─── Supplied records

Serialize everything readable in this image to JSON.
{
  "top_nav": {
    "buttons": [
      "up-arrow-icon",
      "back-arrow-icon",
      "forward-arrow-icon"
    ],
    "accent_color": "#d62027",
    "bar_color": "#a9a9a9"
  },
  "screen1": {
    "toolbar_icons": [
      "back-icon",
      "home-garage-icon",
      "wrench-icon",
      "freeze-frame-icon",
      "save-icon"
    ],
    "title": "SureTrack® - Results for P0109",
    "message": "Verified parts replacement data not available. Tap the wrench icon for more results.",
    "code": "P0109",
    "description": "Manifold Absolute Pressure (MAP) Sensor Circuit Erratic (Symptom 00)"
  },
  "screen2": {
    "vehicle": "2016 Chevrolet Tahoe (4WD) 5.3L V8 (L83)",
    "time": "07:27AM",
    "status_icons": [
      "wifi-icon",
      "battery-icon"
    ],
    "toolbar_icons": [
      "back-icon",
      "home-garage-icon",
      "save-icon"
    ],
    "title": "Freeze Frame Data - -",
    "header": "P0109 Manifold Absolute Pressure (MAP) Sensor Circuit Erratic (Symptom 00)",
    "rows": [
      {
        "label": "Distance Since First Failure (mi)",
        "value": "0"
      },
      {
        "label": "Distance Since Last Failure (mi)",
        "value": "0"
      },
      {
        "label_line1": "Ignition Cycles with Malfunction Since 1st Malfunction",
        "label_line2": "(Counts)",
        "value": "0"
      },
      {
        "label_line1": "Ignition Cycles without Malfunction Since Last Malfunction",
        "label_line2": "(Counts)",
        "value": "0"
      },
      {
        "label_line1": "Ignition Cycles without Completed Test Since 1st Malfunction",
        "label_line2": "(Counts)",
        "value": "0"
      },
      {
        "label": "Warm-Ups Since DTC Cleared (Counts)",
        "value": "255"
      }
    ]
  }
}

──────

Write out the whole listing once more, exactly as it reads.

Serialize everything readable in this image to JSON.
{
  "top_nav": {
    "buttons": [
      "up-arrow-icon",
      "back-arrow-icon",
      "forward-arrow-icon"
    ],
    "accent_color": "#d62027",
    "bar_color": "#a9a9a9"
  },
  "screen1": {
    "toolbar_icons": [
      "back-icon",
      "home-garage-icon",
      "wrench-icon",
      "freeze-frame-icon",
      "save-icon"
    ],
    "title": "SureTrack® - Results for P0109",
    "message": "Verified parts replacement data not available. Tap the wrench icon for more results.",
    "code": "P0109",
    "description": "Manifold Absolute Pressure (MAP) Sensor Circuit Erratic (Symptom 00)"
  },
  "screen2": {
    "vehicle": "2016 Chevrolet Tahoe (4WD) 5.3L V8 (L83)",
    "time": "07:27AM",
    "status_icons": [
      "wifi-icon",
      "battery-icon"
    ],
    "toolbar_icons": [
      "back-icon",
      "home-garage-icon",
      "save-icon"
    ],
    "title": "Freeze Frame Data - -",
    "header": "P0109 Manifold Absolute Pressure (MAP) Sensor Circuit Erratic (Symptom 00)",
    "rows": [
      {
        "label": "Distance Since First Failure (mi)",
        "value": "0"
      },
      {
        "label": "Distance Since Last Failure (mi)",
        "value": "0"
      },
      {
        "label_line1": "Ignition Cycles with Malfunction Since 1st Malfunction",
        "label_line2": "(Counts)",
        "value": "0"
      },
      {
        "label_line1": "Ignition Cycles without Malfunction Since Last Malfunction",
        "label_line2": "(Counts)",
        "value": "0"
      },
      {
        "label_line1": "Ignition Cycles without Completed Test Since 1st Malfunction",
        "label_line2": "(Counts)",
        "value": "0"
      },
      {
        "label": "Warm-Ups Since DTC Cleared (Counts)",
        "value": "255"
      }
    ]
  }
}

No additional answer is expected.